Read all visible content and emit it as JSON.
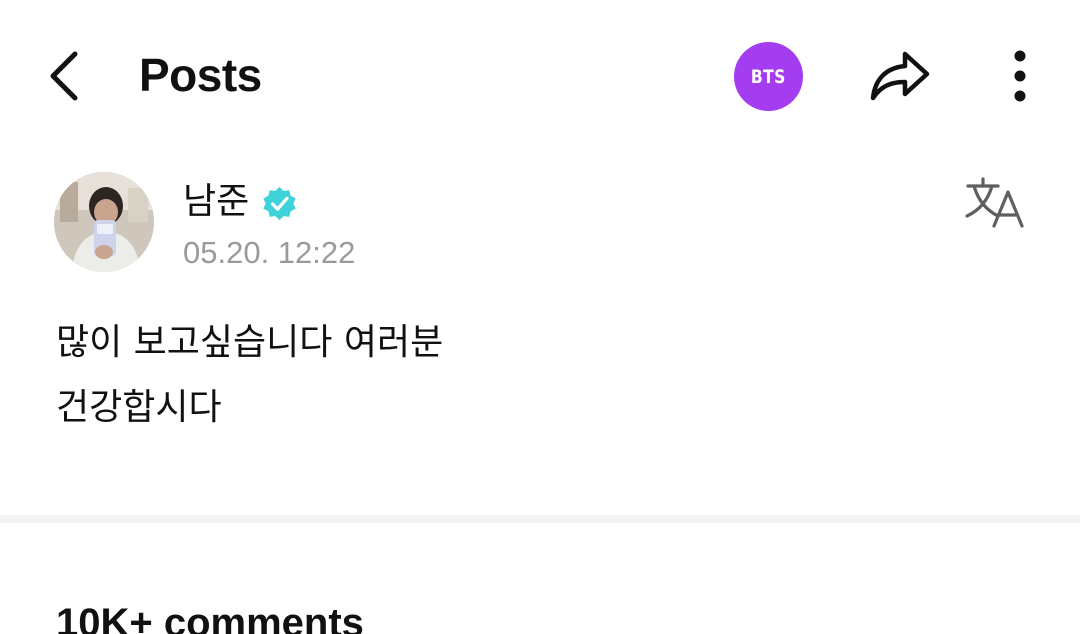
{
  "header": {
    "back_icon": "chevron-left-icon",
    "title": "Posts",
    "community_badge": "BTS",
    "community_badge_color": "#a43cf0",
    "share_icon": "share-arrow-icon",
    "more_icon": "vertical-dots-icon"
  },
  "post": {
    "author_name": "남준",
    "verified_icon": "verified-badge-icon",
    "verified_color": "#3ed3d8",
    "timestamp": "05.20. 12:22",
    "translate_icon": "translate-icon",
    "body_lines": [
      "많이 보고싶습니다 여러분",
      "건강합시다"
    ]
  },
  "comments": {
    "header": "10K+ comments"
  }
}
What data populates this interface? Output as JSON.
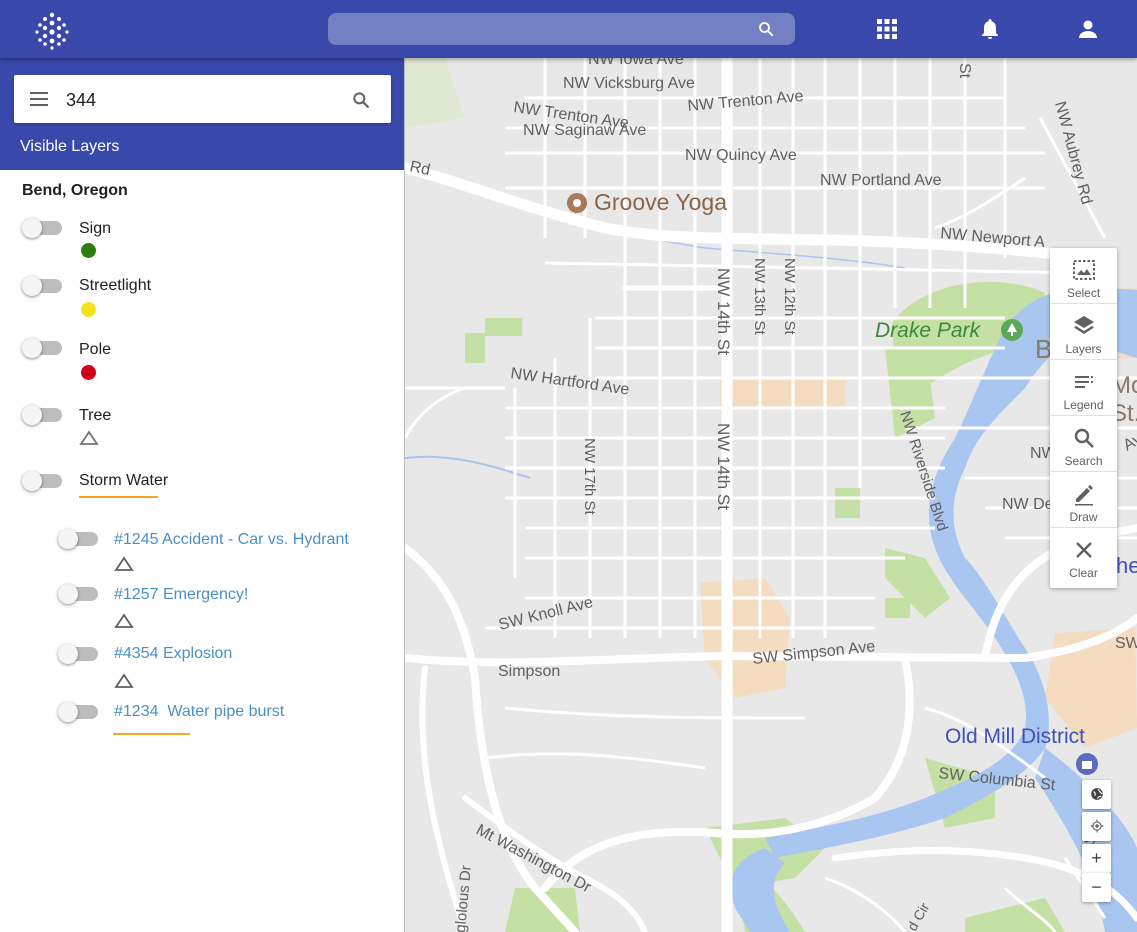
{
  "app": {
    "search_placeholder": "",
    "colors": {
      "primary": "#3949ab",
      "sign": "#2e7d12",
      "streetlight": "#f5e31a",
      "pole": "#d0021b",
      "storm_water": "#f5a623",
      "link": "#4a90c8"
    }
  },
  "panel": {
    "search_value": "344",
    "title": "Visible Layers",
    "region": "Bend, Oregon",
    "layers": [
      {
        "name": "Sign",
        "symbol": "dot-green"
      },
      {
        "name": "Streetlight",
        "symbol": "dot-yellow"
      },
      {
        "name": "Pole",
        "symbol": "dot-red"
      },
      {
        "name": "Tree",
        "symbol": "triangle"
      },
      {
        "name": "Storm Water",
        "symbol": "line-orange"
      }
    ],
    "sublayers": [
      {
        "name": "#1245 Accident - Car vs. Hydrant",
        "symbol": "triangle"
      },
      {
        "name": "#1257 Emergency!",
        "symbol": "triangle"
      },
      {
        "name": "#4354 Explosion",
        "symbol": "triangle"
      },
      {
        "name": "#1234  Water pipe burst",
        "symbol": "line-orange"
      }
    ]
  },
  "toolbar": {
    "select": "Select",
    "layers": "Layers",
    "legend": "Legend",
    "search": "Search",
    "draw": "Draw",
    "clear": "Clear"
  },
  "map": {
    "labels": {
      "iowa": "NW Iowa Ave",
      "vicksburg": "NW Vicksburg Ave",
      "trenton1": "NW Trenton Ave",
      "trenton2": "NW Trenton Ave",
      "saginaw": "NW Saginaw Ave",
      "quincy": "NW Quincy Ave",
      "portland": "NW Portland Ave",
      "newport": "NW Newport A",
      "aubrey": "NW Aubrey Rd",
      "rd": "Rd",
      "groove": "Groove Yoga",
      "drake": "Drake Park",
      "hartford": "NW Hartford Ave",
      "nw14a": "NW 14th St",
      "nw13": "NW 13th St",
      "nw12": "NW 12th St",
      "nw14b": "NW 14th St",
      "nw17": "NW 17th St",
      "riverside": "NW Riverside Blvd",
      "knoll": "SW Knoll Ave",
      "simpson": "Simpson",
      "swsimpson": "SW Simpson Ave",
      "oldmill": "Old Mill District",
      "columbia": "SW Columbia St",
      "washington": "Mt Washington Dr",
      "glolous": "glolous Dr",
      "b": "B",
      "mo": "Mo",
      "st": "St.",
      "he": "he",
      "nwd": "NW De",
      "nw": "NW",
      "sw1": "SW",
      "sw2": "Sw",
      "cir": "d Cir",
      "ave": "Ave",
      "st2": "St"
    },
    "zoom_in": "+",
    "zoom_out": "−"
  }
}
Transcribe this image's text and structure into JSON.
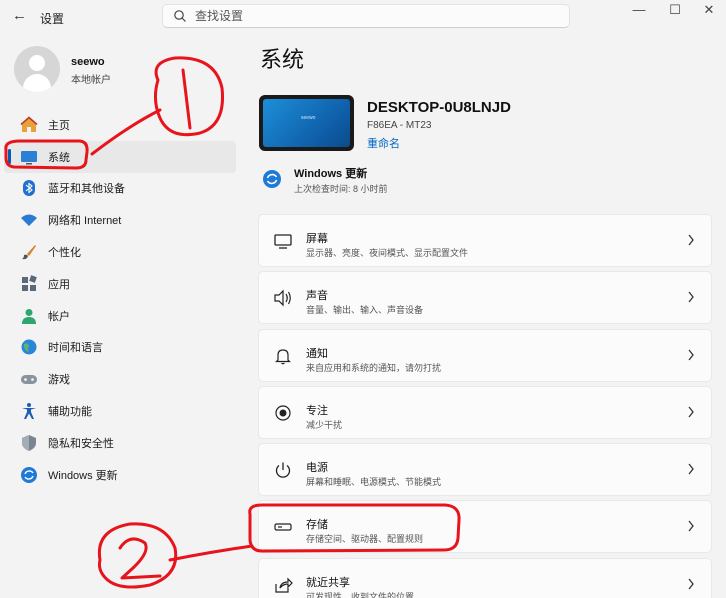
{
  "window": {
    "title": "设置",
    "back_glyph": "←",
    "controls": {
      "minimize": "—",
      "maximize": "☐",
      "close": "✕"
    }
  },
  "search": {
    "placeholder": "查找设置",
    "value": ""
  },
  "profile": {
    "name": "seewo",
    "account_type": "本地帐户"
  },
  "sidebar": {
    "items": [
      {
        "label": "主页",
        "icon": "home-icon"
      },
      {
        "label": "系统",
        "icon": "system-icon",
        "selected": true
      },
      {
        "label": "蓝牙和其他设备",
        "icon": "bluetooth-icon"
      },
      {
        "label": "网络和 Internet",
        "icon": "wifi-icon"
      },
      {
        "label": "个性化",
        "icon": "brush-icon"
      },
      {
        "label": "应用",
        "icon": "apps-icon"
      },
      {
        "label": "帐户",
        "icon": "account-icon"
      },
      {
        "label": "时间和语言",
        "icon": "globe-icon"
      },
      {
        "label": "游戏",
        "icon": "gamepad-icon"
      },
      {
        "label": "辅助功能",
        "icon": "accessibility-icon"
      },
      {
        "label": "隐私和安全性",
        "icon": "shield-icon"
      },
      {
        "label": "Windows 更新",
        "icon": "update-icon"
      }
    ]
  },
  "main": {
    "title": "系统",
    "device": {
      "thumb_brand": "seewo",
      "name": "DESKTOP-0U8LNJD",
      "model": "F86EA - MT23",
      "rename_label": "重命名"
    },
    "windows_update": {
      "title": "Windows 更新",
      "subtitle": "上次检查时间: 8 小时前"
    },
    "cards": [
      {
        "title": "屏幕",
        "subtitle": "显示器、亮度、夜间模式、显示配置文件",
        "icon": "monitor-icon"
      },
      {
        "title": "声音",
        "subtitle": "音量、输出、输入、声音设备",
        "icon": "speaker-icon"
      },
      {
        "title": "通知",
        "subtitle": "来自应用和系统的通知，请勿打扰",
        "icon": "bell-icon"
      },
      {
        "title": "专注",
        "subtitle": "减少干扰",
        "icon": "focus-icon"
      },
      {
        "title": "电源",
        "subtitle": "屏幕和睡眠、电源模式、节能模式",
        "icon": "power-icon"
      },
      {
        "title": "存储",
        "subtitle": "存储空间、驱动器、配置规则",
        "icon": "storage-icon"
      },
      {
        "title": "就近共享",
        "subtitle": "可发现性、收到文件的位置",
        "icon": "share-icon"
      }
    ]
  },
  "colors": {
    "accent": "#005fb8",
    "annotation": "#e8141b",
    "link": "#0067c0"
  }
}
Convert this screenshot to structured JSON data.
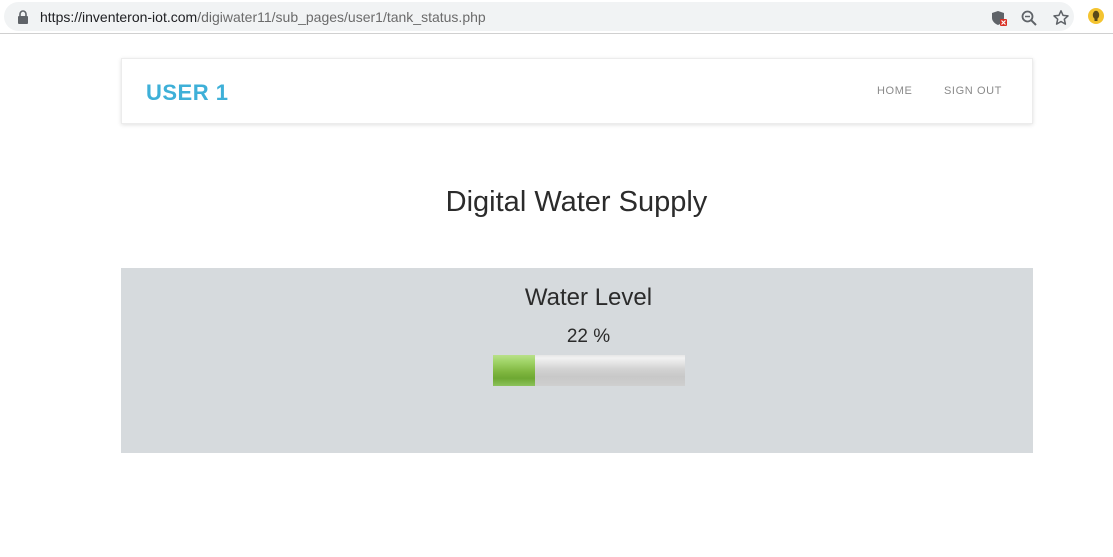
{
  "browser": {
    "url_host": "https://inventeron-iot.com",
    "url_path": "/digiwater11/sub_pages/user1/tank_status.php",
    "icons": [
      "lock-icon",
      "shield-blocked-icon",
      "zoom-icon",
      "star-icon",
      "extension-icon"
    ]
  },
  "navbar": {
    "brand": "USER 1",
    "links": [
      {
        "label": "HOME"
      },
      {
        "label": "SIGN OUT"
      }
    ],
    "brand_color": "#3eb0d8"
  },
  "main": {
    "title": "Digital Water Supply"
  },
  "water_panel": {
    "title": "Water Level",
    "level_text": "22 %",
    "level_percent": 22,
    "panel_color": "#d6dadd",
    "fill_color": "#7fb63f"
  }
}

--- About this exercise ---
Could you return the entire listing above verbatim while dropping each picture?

--- Task solution ---
Read all visible content and emit it as JSON.
{
  "header": {
    "back_icon": "chevron-left-icon",
    "title": "Posts",
    "community_badge": "BTS",
    "community_badge_color": "#a43cf0",
    "share_icon": "share-arrow-icon",
    "more_icon": "vertical-dots-icon"
  },
  "post": {
    "author_name": "남준",
    "verified_icon": "verified-badge-icon",
    "verified_color": "#3ed3d8",
    "timestamp": "05.20. 12:22",
    "translate_icon": "translate-icon",
    "body_lines": [
      "많이 보고싶습니다 여러분",
      "건강합시다"
    ]
  },
  "comments": {
    "header": "10K+ comments"
  }
}
What data populates this interface? Output as JSON.
{
  "app": {
    "search_placeholder": "",
    "colors": {
      "primary": "#3949ab",
      "sign": "#2e7d12",
      "streetlight": "#f5e31a",
      "pole": "#d0021b",
      "storm_water": "#f5a623",
      "link": "#4a90c8"
    }
  },
  "panel": {
    "search_value": "344",
    "title": "Visible Layers",
    "region": "Bend, Oregon",
    "layers": [
      {
        "name": "Sign",
        "symbol": "dot-green"
      },
      {
        "name": "Streetlight",
        "symbol": "dot-yellow"
      },
      {
        "name": "Pole",
        "symbol": "dot-red"
      },
      {
        "name": "Tree",
        "symbol": "triangle"
      },
      {
        "name": "Storm Water",
        "symbol": "line-orange"
      }
    ],
    "sublayers": [
      {
        "name": "#1245 Accident - Car vs. Hydrant",
        "symbol": "triangle"
      },
      {
        "name": "#1257 Emergency!",
        "symbol": "triangle"
      },
      {
        "name": "#4354 Explosion",
        "symbol": "triangle"
      },
      {
        "name": "#1234  Water pipe burst",
        "symbol": "line-orange"
      }
    ]
  },
  "toolbar": {
    "select": "Select",
    "layers": "Layers",
    "legend": "Legend",
    "search": "Search",
    "draw": "Draw",
    "clear": "Clear"
  },
  "map": {
    "labels": {
      "iowa": "NW Iowa Ave",
      "vicksburg": "NW Vicksburg Ave",
      "trenton1": "NW Trenton Ave",
      "trenton2": "NW Trenton Ave",
      "saginaw": "NW Saginaw Ave",
      "quincy": "NW Quincy Ave",
      "portland": "NW Portland Ave",
      "newport": "NW Newport A",
      "aubrey": "NW Aubrey Rd",
      "rd": "Rd",
      "groove": "Groove Yoga",
      "drake": "Drake Park",
      "hartford": "NW Hartford Ave",
      "nw14a": "NW 14th St",
      "nw13": "NW 13th St",
      "nw12": "NW 12th St",
      "nw14b": "NW 14th St",
      "nw17": "NW 17th St",
      "riverside": "NW Riverside Blvd",
      "knoll": "SW Knoll Ave",
      "simpson": "Simpson",
      "swsimpson": "SW Simpson Ave",
      "oldmill": "Old Mill District",
      "columbia": "SW Columbia St",
      "washington": "Mt Washington Dr",
      "glolous": "glolous Dr",
      "b": "B",
      "mo": "Mo",
      "st": "St.",
      "he": "he",
      "nwd": "NW De",
      "nw": "NW",
      "sw1": "SW",
      "sw2": "Sw",
      "cir": "d Cir",
      "ave": "Ave",
      "st2": "St"
    },
    "zoom_in": "+",
    "zoom_out": "−"
  }
}
Transcribe this image's text and structure into JSON.
{
  "window": {
    "title": "设置",
    "back_glyph": "←",
    "controls": {
      "minimize": "—",
      "maximize": "☐",
      "close": "✕"
    }
  },
  "search": {
    "placeholder": "查找设置",
    "value": ""
  },
  "profile": {
    "name": "seewo",
    "account_type": "本地帐户"
  },
  "sidebar": {
    "items": [
      {
        "label": "主页",
        "icon": "home-icon"
      },
      {
        "label": "系统",
        "icon": "system-icon",
        "selected": true
      },
      {
        "label": "蓝牙和其他设备",
        "icon": "bluetooth-icon"
      },
      {
        "label": "网络和 Internet",
        "icon": "wifi-icon"
      },
      {
        "label": "个性化",
        "icon": "brush-icon"
      },
      {
        "label": "应用",
        "icon": "apps-icon"
      },
      {
        "label": "帐户",
        "icon": "account-icon"
      },
      {
        "label": "时间和语言",
        "icon": "globe-icon"
      },
      {
        "label": "游戏",
        "icon": "gamepad-icon"
      },
      {
        "label": "辅助功能",
        "icon": "accessibility-icon"
      },
      {
        "label": "隐私和安全性",
        "icon": "shield-icon"
      },
      {
        "label": "Windows 更新",
        "icon": "update-icon"
      }
    ]
  },
  "main": {
    "title": "系统",
    "device": {
      "thumb_brand": "seewo",
      "name": "DESKTOP-0U8LNJD",
      "model": "F86EA - MT23",
      "rename_label": "重命名"
    },
    "windows_update": {
      "title": "Windows 更新",
      "subtitle": "上次检查时间: 8 小时前"
    },
    "cards": [
      {
        "title": "屏幕",
        "subtitle": "显示器、亮度、夜间模式、显示配置文件",
        "icon": "monitor-icon"
      },
      {
        "title": "声音",
        "subtitle": "音量、输出、输入、声音设备",
        "icon": "speaker-icon"
      },
      {
        "title": "通知",
        "subtitle": "来自应用和系统的通知，请勿打扰",
        "icon": "bell-icon"
      },
      {
        "title": "专注",
        "subtitle": "减少干扰",
        "icon": "focus-icon"
      },
      {
        "title": "电源",
        "subtitle": "屏幕和睡眠、电源模式、节能模式",
        "icon": "power-icon"
      },
      {
        "title": "存储",
        "subtitle": "存储空间、驱动器、配置规则",
        "icon": "storage-icon"
      },
      {
        "title": "就近共享",
        "subtitle": "可发现性、收到文件的位置",
        "icon": "share-icon"
      }
    ]
  },
  "colors": {
    "accent": "#005fb8",
    "annotation": "#e8141b",
    "link": "#0067c0"
  }
}
Convert this screenshot to structured JSON data.
{
  "browser": {
    "url_host": "https://inventeron-iot.com",
    "url_path": "/digiwater11/sub_pages/user1/tank_status.php",
    "icons": [
      "lock-icon",
      "shield-blocked-icon",
      "zoom-icon",
      "star-icon",
      "extension-icon"
    ]
  },
  "navbar": {
    "brand": "USER 1",
    "links": [
      {
        "label": "HOME"
      },
      {
        "label": "SIGN OUT"
      }
    ],
    "brand_color": "#3eb0d8"
  },
  "main": {
    "title": "Digital Water Supply"
  },
  "water_panel": {
    "title": "Water Level",
    "level_text": "22 %",
    "level_percent": 22,
    "panel_color": "#d6dadd",
    "fill_color": "#7fb63f"
  }
}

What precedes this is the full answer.